**Supplied records:**
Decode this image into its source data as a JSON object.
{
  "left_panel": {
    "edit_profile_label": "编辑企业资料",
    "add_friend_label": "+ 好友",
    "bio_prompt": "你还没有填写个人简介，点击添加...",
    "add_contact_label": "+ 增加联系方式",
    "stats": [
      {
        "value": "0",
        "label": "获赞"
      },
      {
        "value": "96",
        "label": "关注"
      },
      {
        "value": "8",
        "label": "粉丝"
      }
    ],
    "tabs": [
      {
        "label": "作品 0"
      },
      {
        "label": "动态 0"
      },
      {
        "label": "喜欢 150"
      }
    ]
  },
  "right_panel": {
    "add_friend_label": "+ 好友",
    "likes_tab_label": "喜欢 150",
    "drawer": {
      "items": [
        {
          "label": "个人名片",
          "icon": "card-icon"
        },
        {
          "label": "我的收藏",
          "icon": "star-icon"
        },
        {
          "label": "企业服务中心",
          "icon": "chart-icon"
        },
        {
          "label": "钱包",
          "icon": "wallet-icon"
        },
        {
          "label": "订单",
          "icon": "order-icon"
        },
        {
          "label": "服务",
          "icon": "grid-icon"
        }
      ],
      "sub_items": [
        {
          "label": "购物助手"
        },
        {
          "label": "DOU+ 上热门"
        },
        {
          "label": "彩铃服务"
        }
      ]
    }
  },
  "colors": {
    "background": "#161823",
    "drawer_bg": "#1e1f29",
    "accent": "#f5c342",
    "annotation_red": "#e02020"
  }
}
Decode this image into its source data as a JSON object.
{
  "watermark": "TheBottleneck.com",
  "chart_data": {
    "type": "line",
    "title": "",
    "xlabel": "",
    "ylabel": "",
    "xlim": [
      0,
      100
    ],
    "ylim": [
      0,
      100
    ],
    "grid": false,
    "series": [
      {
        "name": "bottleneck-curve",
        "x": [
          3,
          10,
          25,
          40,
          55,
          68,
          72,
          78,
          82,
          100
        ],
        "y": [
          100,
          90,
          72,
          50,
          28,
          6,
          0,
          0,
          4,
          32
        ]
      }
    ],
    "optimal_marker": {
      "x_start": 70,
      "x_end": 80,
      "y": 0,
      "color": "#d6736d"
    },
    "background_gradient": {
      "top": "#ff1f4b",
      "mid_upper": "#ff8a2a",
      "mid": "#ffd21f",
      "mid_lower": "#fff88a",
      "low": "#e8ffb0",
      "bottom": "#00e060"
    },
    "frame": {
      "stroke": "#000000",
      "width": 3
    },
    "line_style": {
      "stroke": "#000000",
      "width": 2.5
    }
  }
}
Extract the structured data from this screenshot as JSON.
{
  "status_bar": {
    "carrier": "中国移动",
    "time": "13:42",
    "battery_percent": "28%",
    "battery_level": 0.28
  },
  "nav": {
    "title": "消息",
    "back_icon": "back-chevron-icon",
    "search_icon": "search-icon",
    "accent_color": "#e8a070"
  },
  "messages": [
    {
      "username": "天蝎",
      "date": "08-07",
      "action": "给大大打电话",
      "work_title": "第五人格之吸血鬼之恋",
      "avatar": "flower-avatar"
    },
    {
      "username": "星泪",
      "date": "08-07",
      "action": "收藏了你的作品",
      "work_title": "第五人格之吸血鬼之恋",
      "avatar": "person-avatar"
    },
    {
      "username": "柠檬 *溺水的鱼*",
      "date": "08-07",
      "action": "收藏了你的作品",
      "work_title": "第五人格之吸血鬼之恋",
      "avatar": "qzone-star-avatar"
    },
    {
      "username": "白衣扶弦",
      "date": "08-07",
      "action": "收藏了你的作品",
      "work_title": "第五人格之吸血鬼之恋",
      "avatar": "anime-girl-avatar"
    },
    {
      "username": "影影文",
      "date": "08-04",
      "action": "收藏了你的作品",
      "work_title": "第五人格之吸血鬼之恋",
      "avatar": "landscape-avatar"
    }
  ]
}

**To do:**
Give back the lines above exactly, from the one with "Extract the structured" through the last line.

**Task output:**
Extract the structured data from this screenshot as JSON.
{
  "status_bar": {
    "carrier": "中国移动",
    "time": "13:42",
    "battery_percent": "28%",
    "battery_level": 0.28
  },
  "nav": {
    "title": "消息",
    "back_icon": "back-chevron-icon",
    "search_icon": "search-icon",
    "accent_color": "#e8a070"
  },
  "messages": [
    {
      "username": "天蝎",
      "date": "08-07",
      "action": "给大大打电话",
      "work_title": "第五人格之吸血鬼之恋",
      "avatar": "flower-avatar"
    },
    {
      "username": "星泪",
      "date": "08-07",
      "action": "收藏了你的作品",
      "work_title": "第五人格之吸血鬼之恋",
      "avatar": "person-avatar"
    },
    {
      "username": "柠檬 *溺水的鱼*",
      "date": "08-07",
      "action": "收藏了你的作品",
      "work_title": "第五人格之吸血鬼之恋",
      "avatar": "qzone-star-avatar"
    },
    {
      "username": "白衣扶弦",
      "date": "08-07",
      "action": "收藏了你的作品",
      "work_title": "第五人格之吸血鬼之恋",
      "avatar": "anime-girl-avatar"
    },
    {
      "username": "影影文",
      "date": "08-04",
      "action": "收藏了你的作品",
      "work_title": "第五人格之吸血鬼之恋",
      "avatar": "landscape-avatar"
    }
  ]
}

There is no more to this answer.